→ **Records from a data source**

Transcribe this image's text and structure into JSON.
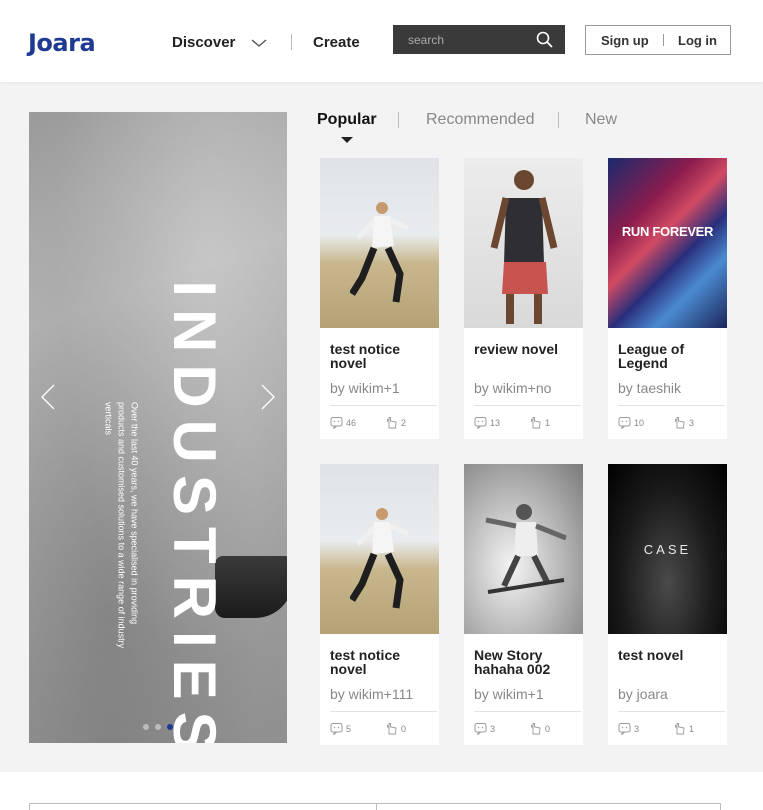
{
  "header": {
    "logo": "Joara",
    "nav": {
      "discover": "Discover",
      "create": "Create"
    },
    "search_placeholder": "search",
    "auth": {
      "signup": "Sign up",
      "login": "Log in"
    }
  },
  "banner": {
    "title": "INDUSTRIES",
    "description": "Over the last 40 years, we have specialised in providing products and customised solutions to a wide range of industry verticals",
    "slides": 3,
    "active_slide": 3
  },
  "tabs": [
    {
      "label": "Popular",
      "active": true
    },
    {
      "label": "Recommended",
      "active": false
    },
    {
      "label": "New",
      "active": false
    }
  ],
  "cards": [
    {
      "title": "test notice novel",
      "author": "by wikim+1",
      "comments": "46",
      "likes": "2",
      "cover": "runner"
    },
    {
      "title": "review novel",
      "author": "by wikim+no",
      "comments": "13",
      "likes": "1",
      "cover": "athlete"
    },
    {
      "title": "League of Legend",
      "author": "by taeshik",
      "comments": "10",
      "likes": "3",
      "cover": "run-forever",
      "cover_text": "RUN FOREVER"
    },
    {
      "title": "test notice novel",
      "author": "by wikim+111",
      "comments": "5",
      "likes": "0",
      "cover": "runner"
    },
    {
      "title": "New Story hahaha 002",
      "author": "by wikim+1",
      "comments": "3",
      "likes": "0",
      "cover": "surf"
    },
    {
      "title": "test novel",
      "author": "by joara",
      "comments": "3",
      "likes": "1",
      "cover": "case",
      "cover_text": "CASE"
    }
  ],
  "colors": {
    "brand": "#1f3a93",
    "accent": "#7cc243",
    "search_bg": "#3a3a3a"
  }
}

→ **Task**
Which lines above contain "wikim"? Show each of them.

→ **Written answer**
      "author": "by wikim+1",
      "author": "by wikim+no",
      "author": "by wikim+111",
      "author": "by wikim+1",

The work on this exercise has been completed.